What is the “standard of care” for HVAC contractors working in your part of the country? If a customer sues you because HVAC work you performed for them led to indoor air quality (IAQ) problems, you had better know what the standard of care is for your profession.
Although students are on summer vacation, administrators from Oakland County Schools and The News have not taken a break from planning and developing the new HVACR program for one of the Oakland Technical Centers in southeastern Michigan.
New public health concerns over poor indoor air quality (IAQ), mold, and other airborne contaminants has emphasized a greater need for indoor comfort solutions and consumer information sharing. One such solution is the use of ultraviolet (UV) light as a method of fighting microbiological contaminants in HVAC systems.
Your customer has a problem. S/he can’t find the source of what is making him/her sick. So you don your professional jacket and diagnose the problem. Better yet, you offer a remedy, too.
No, this isn’t a scene from “General Hospital,” it is a common scene for HVAC contractors who are being called on to solve their customers’ indoor air quality (IAQ) problems. The News examines some of the products necessary to combat poor IAQ.
Soon after the anthrax attacks last fall, the call for new weapons to detect and control known deadly biological agents was stepped up dramatically. One research facility, the Lawrence Livermore National Laboratory in Livermore, CA, put its research into fast-forward and, as a result, it is close to bringing two detection systems into the production stage.
There is an old saying that “an educated customer is the best customer.” By giving your customers as much product and service information as possible, you are likely to avoid price objections, retain future business, and create great word-of-mouth advertising. “By discussing the latest indoor quality issues with your customer (mold, dust, pollen, etc.) you can gain their confidence and trust when they make their IAQ product buying decisions,” said Rick Stoltz, director of Integrated Marketing, Skuttle Indoor Air Quality Products.
After the collapse of the World Trade Center towers Sept. 11, people in the vicinity faced a new threat: the sudden release of tons of dust and debris into the air. Early reports warned of asbestos risks, then stated that the levels in the air were much lower than anticipated. Many people didn’t believe it.
The American Society of Heating, Refrigerating and Air-Conditioning Engineers’ (ASHRAE) ventilation standard provides new design guidance for controlling odor in indoor spaces where smoking occurs. The addendum does not address health effects relating to smoking spaces — just odors.

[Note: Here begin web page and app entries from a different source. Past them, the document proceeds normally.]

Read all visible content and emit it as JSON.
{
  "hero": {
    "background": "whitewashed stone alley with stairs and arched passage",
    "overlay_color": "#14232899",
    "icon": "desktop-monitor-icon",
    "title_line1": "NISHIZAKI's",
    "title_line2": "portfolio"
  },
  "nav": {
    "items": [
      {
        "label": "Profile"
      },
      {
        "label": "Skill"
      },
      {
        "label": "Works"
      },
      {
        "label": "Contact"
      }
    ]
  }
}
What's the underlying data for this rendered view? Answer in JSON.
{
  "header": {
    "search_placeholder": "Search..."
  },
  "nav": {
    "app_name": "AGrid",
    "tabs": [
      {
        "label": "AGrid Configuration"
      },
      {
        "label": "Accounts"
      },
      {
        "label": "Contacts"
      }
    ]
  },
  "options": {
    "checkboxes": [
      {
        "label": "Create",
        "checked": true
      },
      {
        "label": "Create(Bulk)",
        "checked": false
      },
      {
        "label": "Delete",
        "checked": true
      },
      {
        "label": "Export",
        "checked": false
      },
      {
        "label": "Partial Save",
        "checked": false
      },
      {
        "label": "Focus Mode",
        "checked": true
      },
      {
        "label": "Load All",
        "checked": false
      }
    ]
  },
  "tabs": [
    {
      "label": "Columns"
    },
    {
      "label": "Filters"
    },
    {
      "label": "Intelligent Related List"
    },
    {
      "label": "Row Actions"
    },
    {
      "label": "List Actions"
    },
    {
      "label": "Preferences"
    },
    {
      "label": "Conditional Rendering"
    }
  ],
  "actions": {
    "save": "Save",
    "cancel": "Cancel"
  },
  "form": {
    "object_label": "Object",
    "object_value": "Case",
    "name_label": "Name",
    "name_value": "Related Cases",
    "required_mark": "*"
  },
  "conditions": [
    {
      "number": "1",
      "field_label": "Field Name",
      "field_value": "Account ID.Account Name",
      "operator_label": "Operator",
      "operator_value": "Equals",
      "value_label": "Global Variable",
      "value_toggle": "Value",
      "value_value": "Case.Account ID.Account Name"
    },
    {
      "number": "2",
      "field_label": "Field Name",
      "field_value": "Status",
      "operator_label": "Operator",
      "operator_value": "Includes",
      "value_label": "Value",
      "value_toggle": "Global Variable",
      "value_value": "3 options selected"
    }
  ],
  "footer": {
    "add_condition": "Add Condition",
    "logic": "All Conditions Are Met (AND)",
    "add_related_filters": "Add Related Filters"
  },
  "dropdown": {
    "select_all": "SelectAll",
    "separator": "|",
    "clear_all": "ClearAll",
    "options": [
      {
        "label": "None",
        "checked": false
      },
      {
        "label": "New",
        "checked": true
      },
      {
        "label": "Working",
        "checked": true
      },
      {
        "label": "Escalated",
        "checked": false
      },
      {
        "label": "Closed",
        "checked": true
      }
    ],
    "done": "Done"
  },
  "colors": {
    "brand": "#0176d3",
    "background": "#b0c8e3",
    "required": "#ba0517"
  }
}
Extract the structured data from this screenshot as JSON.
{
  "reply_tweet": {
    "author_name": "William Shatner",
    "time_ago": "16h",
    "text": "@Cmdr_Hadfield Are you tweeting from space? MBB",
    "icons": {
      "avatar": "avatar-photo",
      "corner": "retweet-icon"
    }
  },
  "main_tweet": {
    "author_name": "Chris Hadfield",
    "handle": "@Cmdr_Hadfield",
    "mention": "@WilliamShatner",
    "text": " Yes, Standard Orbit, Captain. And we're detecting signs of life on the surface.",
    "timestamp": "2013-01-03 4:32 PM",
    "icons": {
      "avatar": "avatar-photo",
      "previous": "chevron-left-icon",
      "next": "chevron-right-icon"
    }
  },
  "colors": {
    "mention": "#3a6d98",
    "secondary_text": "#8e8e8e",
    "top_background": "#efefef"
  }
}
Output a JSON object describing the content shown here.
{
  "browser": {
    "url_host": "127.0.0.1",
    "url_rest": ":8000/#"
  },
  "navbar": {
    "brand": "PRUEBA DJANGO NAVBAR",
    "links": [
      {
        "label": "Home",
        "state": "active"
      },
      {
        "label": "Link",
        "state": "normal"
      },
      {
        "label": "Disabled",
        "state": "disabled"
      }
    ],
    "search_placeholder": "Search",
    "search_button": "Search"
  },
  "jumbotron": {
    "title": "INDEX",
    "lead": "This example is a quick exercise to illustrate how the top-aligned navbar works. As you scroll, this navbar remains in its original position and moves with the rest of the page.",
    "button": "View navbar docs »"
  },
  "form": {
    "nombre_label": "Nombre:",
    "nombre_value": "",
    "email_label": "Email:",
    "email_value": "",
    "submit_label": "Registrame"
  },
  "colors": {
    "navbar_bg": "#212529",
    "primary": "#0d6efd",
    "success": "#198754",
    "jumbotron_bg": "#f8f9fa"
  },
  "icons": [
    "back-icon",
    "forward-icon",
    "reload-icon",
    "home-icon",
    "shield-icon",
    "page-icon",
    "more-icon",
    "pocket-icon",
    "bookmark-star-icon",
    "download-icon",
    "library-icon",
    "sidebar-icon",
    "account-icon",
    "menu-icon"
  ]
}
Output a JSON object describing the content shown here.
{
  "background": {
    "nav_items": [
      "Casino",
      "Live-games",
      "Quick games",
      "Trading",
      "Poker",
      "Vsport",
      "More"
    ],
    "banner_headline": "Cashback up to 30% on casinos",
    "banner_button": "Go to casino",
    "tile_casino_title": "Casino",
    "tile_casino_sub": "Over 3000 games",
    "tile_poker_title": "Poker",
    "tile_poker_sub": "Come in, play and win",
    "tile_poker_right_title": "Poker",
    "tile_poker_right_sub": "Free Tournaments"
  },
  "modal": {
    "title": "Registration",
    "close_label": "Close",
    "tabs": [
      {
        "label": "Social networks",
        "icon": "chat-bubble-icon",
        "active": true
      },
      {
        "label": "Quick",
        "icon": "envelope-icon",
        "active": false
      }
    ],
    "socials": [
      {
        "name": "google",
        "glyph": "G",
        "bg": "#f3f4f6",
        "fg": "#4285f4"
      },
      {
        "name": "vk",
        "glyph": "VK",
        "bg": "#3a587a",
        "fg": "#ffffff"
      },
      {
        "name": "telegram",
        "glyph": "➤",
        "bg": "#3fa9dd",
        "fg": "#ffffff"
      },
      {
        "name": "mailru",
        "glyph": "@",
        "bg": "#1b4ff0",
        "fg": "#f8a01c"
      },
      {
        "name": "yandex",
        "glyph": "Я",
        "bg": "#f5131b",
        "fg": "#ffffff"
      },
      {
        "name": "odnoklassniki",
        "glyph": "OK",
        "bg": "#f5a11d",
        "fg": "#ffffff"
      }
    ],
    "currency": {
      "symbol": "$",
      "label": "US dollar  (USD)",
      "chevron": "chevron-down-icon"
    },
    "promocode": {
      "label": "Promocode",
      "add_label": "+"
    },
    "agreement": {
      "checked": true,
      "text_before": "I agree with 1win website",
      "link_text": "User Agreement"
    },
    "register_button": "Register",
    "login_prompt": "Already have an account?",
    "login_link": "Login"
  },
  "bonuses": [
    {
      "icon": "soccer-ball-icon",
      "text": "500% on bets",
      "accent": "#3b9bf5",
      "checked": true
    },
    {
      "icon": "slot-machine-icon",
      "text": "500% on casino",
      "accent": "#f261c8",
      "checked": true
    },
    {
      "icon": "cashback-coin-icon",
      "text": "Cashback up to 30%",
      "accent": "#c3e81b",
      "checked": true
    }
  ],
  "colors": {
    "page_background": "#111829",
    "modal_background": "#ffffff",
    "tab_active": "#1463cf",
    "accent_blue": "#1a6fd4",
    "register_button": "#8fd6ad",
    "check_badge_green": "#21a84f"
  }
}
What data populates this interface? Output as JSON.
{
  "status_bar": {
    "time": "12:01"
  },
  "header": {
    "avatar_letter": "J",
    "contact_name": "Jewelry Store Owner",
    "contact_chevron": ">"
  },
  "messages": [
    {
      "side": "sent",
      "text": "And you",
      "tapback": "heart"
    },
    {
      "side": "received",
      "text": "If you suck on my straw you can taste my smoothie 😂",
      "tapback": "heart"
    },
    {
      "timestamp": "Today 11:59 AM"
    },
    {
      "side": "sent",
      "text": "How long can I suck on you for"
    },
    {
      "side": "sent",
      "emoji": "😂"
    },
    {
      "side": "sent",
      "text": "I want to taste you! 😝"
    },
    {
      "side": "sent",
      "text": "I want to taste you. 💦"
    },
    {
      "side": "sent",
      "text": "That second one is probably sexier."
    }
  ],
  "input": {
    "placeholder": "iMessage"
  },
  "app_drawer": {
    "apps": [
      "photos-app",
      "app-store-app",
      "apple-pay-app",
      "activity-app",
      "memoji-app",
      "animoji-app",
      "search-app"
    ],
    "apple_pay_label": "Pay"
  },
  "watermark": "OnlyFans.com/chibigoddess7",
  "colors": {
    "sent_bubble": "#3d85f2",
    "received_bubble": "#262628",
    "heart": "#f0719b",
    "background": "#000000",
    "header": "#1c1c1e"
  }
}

Toronto, ON, Canada is expected to have more housing starts this year than any other metro area in North America. This is one of the reasons why Messe Frankfurt Inc. is hosting ISH North America in Toronto on Oct. 31-Nov. 2, 2002.